Sunday, May 9, 2010

Scrum and Kanban

Kanban and Scrum - making the most of bothHenrik Kniberg and Mattias Skarin compare Scrum and Kanban in their book “Kanban and Scrum – Making the Most of Both”.

Scrum consists of
Small cross functional self-organizing teams
Time boxes for the Sprint, Release Planning, Sprint Planning, Daily Scrum, Sprint Review, and Sprint Retrospective
Artifacts: Product Backlog, Sprint Backlog, Release Burndown and Spring Burndown.
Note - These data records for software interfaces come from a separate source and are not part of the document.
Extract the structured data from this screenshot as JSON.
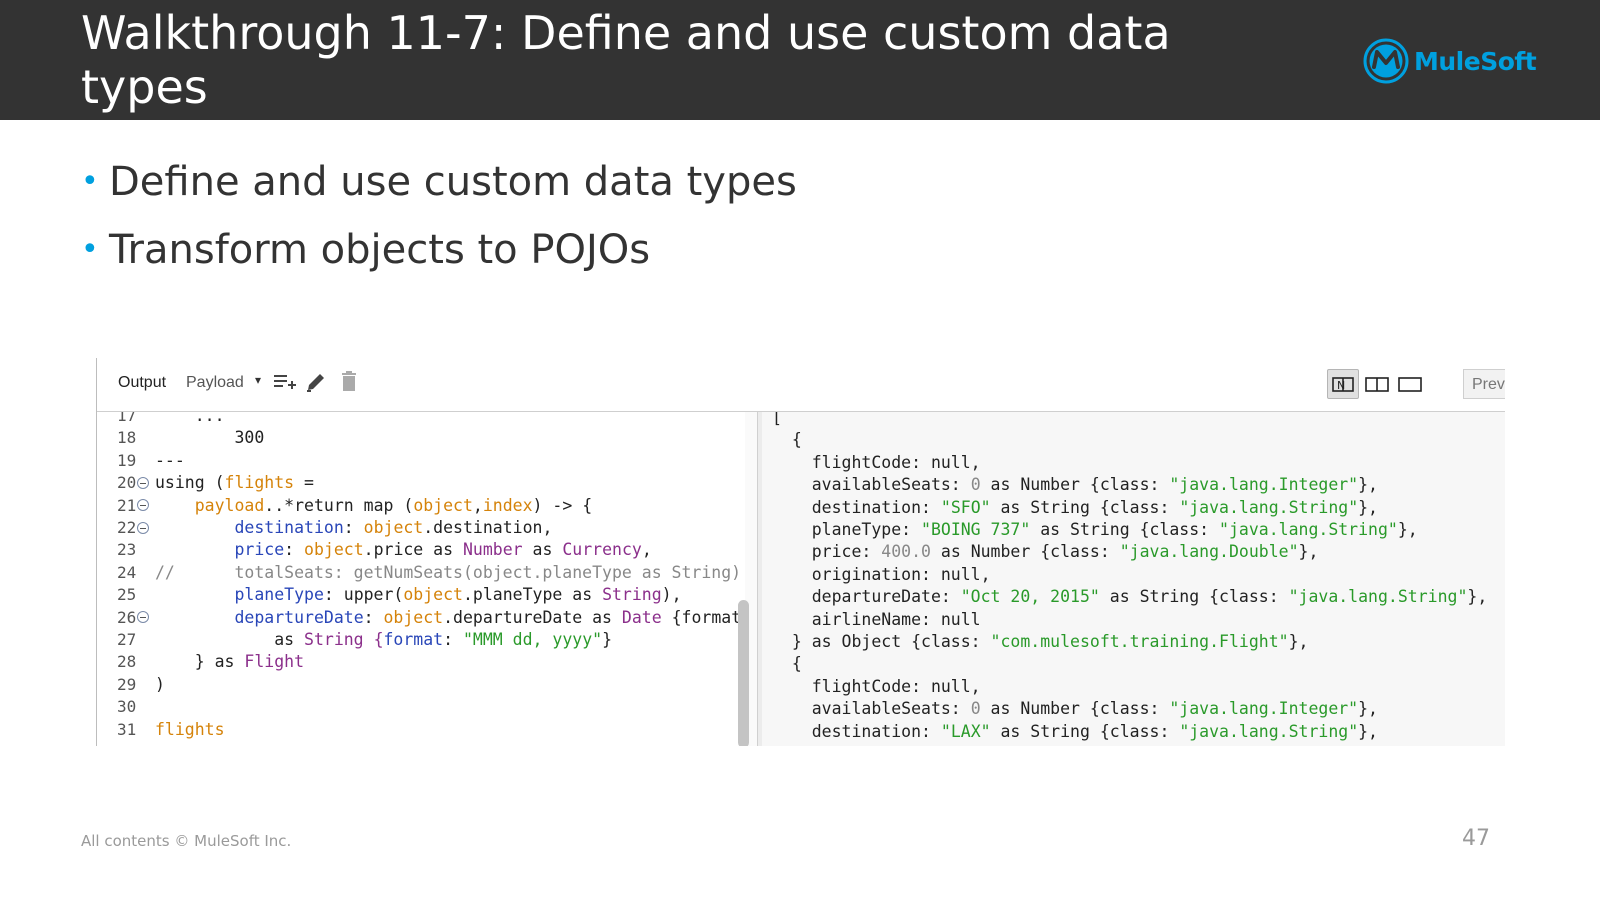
{
  "slide": {
    "title": "Walkthrough 11-7: Define and use custom data types",
    "logo_text": "MuleSoft",
    "bullets": [
      "Define and use custom data types",
      "Transform objects to POJOs"
    ],
    "footer": "All contents © MuleSoft Inc.",
    "page_number": "47"
  },
  "colors": {
    "header_bg": "#333333",
    "accent": "#00a0df",
    "keyword_var": "#d5830a",
    "key_blue": "#2946b8",
    "string_green": "#2a9a2a",
    "type_purple": "#8b2f8b"
  },
  "toolbar": {
    "output_label": "Output",
    "payload_label": "Payload",
    "payload_caret": "▾",
    "preview_label": "Prev",
    "icons": [
      "add-lines-icon",
      "pencil-icon",
      "trash-icon",
      "split-source-view-icon",
      "split-view-icon",
      "single-view-icon"
    ]
  },
  "editor": {
    "lines": [
      {
        "n": "17",
        "fold": false,
        "text": "    ..."
      },
      {
        "n": "18",
        "fold": false,
        "text": "        300"
      },
      {
        "n": "19",
        "fold": false,
        "text": "---"
      },
      {
        "n": "20",
        "fold": true,
        "text": "using (flights ="
      },
      {
        "n": "21",
        "fold": true,
        "text": "    payload..*return map (object,index) -> {"
      },
      {
        "n": "22",
        "fold": true,
        "text": "        destination: object.destination,"
      },
      {
        "n": "23",
        "fold": false,
        "text": "        price: object.price as Number as Currency,"
      },
      {
        "n": "24",
        "fold": false,
        "text": "//      totalSeats: getNumSeats(object.planeType as String)"
      },
      {
        "n": "25",
        "fold": false,
        "text": "        planeType: upper(object.planeType as String),"
      },
      {
        "n": "26",
        "fold": true,
        "text": "        departureDate: object.departureDate as Date {format"
      },
      {
        "n": "27",
        "fold": false,
        "text": "            as String {format: \"MMM dd, yyyy\"}"
      },
      {
        "n": "28",
        "fold": false,
        "text": "    } as Flight"
      },
      {
        "n": "29",
        "fold": false,
        "text": ")"
      },
      {
        "n": "30",
        "fold": false,
        "text": ""
      },
      {
        "n": "31",
        "fold": false,
        "text": "flights"
      }
    ]
  },
  "output": {
    "lines": [
      "[",
      "  {",
      "    flightCode: null,",
      "    availableSeats: 0 as Number {class: \"java.lang.Integer\"},",
      "    destination: \"SFO\" as String {class: \"java.lang.String\"},",
      "    planeType: \"BOING 737\" as String {class: \"java.lang.String\"},",
      "    price: 400.0 as Number {class: \"java.lang.Double\"},",
      "    origination: null,",
      "    departureDate: \"Oct 20, 2015\" as String {class: \"java.lang.String\"},",
      "    airlineName: null",
      "  } as Object {class: \"com.mulesoft.training.Flight\"},",
      "  {",
      "    flightCode: null,",
      "    availableSeats: 0 as Number {class: \"java.lang.Integer\"},",
      "    destination: \"LAX\" as String {class: \"java.lang.String\"},"
    ]
  }
}
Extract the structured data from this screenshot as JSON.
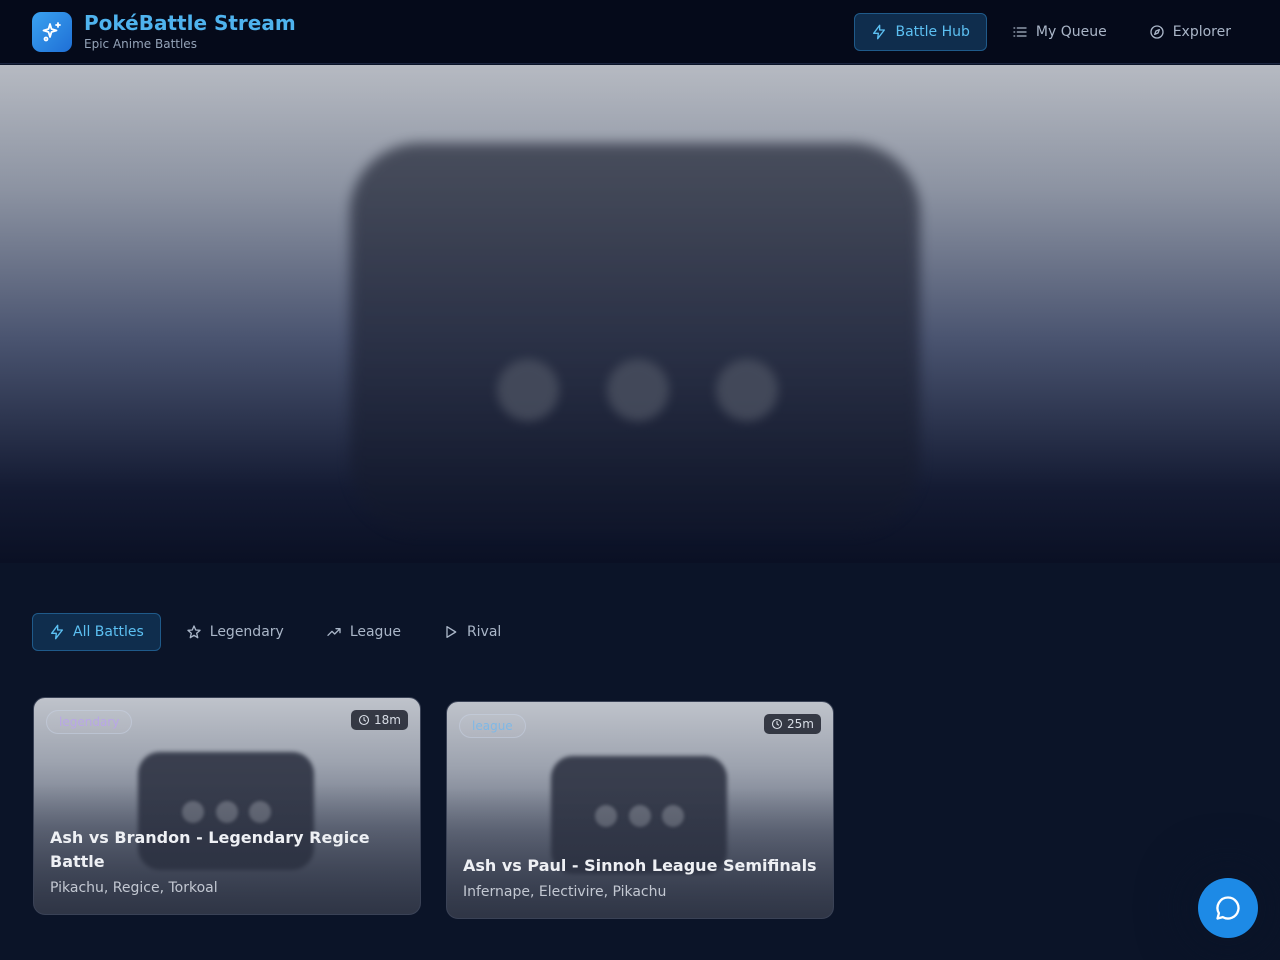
{
  "header": {
    "title": "PokéBattle Stream",
    "subtitle": "Epic Anime Battles",
    "nav": [
      {
        "label": "Battle Hub",
        "icon": "lightning-icon",
        "active": true
      },
      {
        "label": "My Queue",
        "icon": "list-icon",
        "active": false
      },
      {
        "label": "Explorer",
        "icon": "compass-icon",
        "active": false
      }
    ]
  },
  "filters": [
    {
      "label": "All Battles",
      "icon": "lightning-icon",
      "active": true
    },
    {
      "label": "Legendary",
      "icon": "star-icon",
      "active": false
    },
    {
      "label": "League",
      "icon": "trending-up-icon",
      "active": false
    },
    {
      "label": "Rival",
      "icon": "play-icon",
      "active": false
    }
  ],
  "cards": [
    {
      "tag": "legendary",
      "duration": "18m",
      "title": "Ash vs Brandon - Legendary Regice Battle",
      "cast": "Pikachu, Regice, Torkoal"
    },
    {
      "tag": "league",
      "duration": "25m",
      "title": "Ash vs Paul - Sinnoh League Semifinals",
      "cast": "Infernape, Electivire, Pikachu"
    }
  ],
  "colors": {
    "accent": "#4fb3ee",
    "fab": "#1d8ae6",
    "background": "#0b1428"
  }
}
Scrum requires small cross functional self-organizing teams. Each Scrum team is composed of a product owner, a ScrumMaster, and the team. The Product Owner maintains and prioritizes the product backlog in a way that maximizes value of the work performed by the team. The team works in short fixed length iterations and consists of developers with all the necessary skills to deliver the committed to features by the end of the iteration. The Sprint starts with a Sprint planning meeting to produce the Sprint backlog from high priority feature in the product backlog. This is followed with daily work on small concrete items from the Sprint backlog, and ends with a Sprint Review to demo the deliverables as well as a Sprint retrospective to review the process. Everyday the team also has a Daily Scrum meeting to ensure progress towards the Sprint goal and update the Sprint Burndown chart. A release planning meeting is held before the start of each release to estimate and prioritize features to be included in the next release. After each Sprint, the Release Burndown chart is update to show and track release progress. Throughout, the ScrumMaster ensures that the process is understood and followed and removes any impediments to the team’s progress.

Kanban is based on limits on Work in Progress. It uses a visual control mechanism (Kanban Board) to track work as it flows through the various stages of the value stream. The board tracks states like to-do, in development, in testing, completed, etc. Each state has a limit on the number of items that it can hold. Work is split into pieces and progresses through the workflow however no items can proceed unless there is enough capacity in the next state. Lead time or cycle time is constantly measured and optimized to make it as small and as predictable as possible. Kanban does not prescribe artifacts and team composition like Scrum does. Kanban leaves everything open. The only constraints are visualizing the workflow and limiting WIP.

Henrik summarizes the similarities and differences as follows:



releasable software early and often

“potentially shippable” at end of each Sprint

Scheduled or on demand

to drive process improvement

Product Backlog, Sprint Backlog, retrospectives

Kanban Board

Pull Scheduling

Items are pulled from product backlog at beginning of each Sprint

Items pulled when a slot becomes available


Timeboxed iteration prescribed for Sprint, Release
Planning, Sprint Planning, Daily Scrum, Sprint Review, and Sprint

Timeboxed iterations optional. Process can
be event driven instead of timeboxed. Each meeting
can occur at different


Sprint Backlog/Scrum board is reset after each Sprint

Kanban board is persistent

Item Size

Items must be broken down to fit into 1 sprint

No sizing requirements


Estimation prescribed

Estimation optional


Prescribes a prioritized backlog

Prioritization optional


Team commits to specific work in an iteration

Commitment optional.

Process Improvement Metric

Based on Velocity

Based on Lead time


Product Backlog,
Sprint Backlog, Release Burndown and Spring Burndown prescribed

Kanban Board

WIP Limits

Indirectly based on what can
fit into a Sprint

Directly based on limits set for each stage in the workflow

Responding to change

Cannot add items to an ongoing iteration

Can add new items whenever there is capacity

Team composition

Cross-functional teams prescribed

Silos and specialist teams allowed


Sprint backlog is owned by one specific team

A Kanban board may be shared by multiple


3 roles: Product Owner, Team, ScrumMaster

No roles prescribed

Scrum and XP from the Trenches (Enterprise Software Development)Henrik and Mattias recommend you not limit yourself to one tool. Mix and match as needed based on your organization's circumstances.